Henry Justice Ford (1860–1941) was a prolific and successful English artist and illustrator, active from 1886 through to the late 1920s. Sometimes known as H. J. Ford or Henry J. Ford, he came to public attention when he provided the numerous beautiful illustrations for Andrew Lang's Fairy Books, which captured the imagination of a generation of British children and were sold worldwide in the 1880s and 1890s.List of 19th-century British children's literature titles
This is a list of 19th-century British children's literature titles, arranged by year of publication.Mogarzea and his Son
Mogarzea and his Son is a fairy tale included by Andrew Lang in The Violet Fairy Book. The source was Mite Kremnitz, Rumänische Märchen : Mogarzea und sein SohnStan Bolovan
Stan Bolovan is a Romanian fairy tale collected in Rumänische Märchen by Mite Kremnitz (1882). Fairy tale collector Andrew Lang included it in his The Violet Fairy Book (1901). Versions of the tale were later retold by Ruth Manning-Sanders in A Book of Dragons (1965) and A Choice of Magic (1971), and by Christopher Rawson in The Usborne Book of Dragons (1979).The Boy Who Found Fear At Last
The Boy Who Found Fear At Last is a Turkish fairy tale collected by Ignaz Kunos in Türkische Volksmärchen. Andrew Lang included it in The Olive Fairy BookThe Child who came from an Egg

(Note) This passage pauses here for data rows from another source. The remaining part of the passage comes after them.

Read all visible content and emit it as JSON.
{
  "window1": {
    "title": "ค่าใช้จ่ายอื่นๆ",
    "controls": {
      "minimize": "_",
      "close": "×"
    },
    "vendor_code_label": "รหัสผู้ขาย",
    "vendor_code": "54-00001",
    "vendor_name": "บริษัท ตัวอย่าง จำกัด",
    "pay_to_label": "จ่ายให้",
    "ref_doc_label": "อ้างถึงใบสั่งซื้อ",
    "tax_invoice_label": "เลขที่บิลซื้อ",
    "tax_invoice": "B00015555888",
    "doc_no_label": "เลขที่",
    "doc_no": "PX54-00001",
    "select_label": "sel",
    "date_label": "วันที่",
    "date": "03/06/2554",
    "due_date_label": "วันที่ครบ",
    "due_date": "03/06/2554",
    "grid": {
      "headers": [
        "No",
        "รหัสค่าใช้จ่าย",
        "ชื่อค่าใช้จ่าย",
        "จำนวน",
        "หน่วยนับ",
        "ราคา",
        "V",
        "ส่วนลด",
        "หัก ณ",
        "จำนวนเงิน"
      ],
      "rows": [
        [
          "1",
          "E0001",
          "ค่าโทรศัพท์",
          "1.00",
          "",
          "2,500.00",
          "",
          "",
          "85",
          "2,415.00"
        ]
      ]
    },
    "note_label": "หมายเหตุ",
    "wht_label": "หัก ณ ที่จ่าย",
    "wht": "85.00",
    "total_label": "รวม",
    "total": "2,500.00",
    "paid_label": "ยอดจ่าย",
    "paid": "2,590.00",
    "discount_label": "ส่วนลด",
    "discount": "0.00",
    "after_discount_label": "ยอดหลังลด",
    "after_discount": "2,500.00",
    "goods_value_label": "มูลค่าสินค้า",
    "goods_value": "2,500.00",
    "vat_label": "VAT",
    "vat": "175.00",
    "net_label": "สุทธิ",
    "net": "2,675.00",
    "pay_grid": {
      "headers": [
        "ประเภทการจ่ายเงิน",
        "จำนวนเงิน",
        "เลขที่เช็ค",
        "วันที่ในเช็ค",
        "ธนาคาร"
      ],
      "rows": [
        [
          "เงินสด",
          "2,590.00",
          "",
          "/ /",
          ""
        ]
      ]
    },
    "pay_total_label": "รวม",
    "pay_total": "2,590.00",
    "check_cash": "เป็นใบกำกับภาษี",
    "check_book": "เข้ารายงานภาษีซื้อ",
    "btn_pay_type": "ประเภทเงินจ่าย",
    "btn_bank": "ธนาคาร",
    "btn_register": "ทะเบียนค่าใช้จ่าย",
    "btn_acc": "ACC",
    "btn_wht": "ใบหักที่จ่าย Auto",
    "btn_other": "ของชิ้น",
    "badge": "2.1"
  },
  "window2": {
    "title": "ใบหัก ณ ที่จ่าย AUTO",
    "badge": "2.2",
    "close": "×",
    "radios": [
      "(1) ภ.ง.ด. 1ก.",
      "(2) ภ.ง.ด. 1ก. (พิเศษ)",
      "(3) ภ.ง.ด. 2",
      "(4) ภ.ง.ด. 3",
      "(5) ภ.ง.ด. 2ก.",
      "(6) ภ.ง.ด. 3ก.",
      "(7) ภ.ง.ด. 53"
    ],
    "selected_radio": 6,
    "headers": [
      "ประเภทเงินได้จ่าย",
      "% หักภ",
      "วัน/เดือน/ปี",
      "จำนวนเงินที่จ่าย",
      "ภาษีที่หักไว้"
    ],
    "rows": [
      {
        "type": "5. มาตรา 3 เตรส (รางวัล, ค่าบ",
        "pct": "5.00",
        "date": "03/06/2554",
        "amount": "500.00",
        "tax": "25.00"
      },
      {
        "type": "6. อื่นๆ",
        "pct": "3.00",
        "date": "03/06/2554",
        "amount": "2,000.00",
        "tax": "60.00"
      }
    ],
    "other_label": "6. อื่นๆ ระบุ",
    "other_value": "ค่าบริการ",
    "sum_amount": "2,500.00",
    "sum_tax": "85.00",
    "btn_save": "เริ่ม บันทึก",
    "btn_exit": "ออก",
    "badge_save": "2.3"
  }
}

The Child who came from an Egg or The Egg-Born Princess (Estonian: Munast sündinud kuningatütar) is an Estonian fairy tale, collected by Dr. Friedrich Reinhold Kreutzwald in Eestirahwa Ennemuistesed jutud. William Forsell Kirby included a synopsis of it in The Hero of Esthonia as "The Egg-Born Princess." Andrew Lang included it as "The Child who came from an Egg" in The Violet Fairy Book; he listed his source as Ehstnische Märchen, which was the German translation of Kreutzwald's work, by F. Löwe.The Crow (fairy tale)
The Crow is a Slavic fairy tale. Andrew Lang included it in The Yellow Fairy Book.The Golden Bird
"The Golden Bird" is a Brothers Grimm fairy tale, number 57, about the pursuit of a golden bird by a gardener's three sons.A French version, collected by Paul Sébillot in Littérature orale de la Haute-Bretagne, is called Le Merle d'or (The Golden Blackbird). Andrew Lang included that variant in The Green Fairy Book (1892).It is Aarne-Thompson folktale type 550, "The Golden Bird", a Supernatural Helper. Other tales of this type include The Bird 'Grip', The Greek Princess and the Young Gardener, Tsarevitch Ivan, the Fire Bird and the Gray Wolf, How Ian Direach got the Blue Falcon, and The Nunda, Eater of People.The Lute Player
The Lute Player — or The Tsaritsa Harpist — is a Russian fairy tale. Andrew Lang included it in The Violet Fairy Book (1901).It is Aarne-Thompson type 888 The Faithful Wife.The instrument actually described in the fairy tale is a gusli.The Nunda, Eater of People
The Nunda, Eater of People is an abridged version of a Swahili fairy tale titled "Sultan Majnun", collected by Edward Steere (1828-1882) in Swahili Tales, as told by natives of Zanzibar (1870). Andrew Lang included it in The Violet Fairy Book (1901).
It is Aarne-Thompson type 550, the quest for the golden bird/firebird.The Prince Who Wanted to See the World
The Prince Who Wanted to See the World is a Portuguese fairy tale. Andrew Lang included it in The Violet Fairy Book.The Six Swans
The Six Swans (in German : Die sechs Schwäne) is a German fairy tale collected by the Brothers Grimm as tale number 49. Andrew Lang included a variant in The Yellow Fairy Book. It is Aarne–Thompson type 451: the brothers who were turned into birds. Other tales of this type include The Magic Swan Geese, The Seven Ravens, The Twelve Wild Ducks, Udea and her Seven Brothers, The Wild Swans, and The Twelve Brothers.The Three Princes and their Beasts
The Three Princes and their Beasts is a Lithuanian fairy tale included by Andrew Lang in The Violet Fairy Book. The actual source was Von den drei Brüdern und ihren Thieren from August Leskien und K. Brugman, in Litauische Volkslieder und Märchen (1882).Virgilius the Sorcerer
Virgilius the Sorcerer is a fairy tale about the poet Virgil by Andrew Lang who included it in The Violet Fairy Book.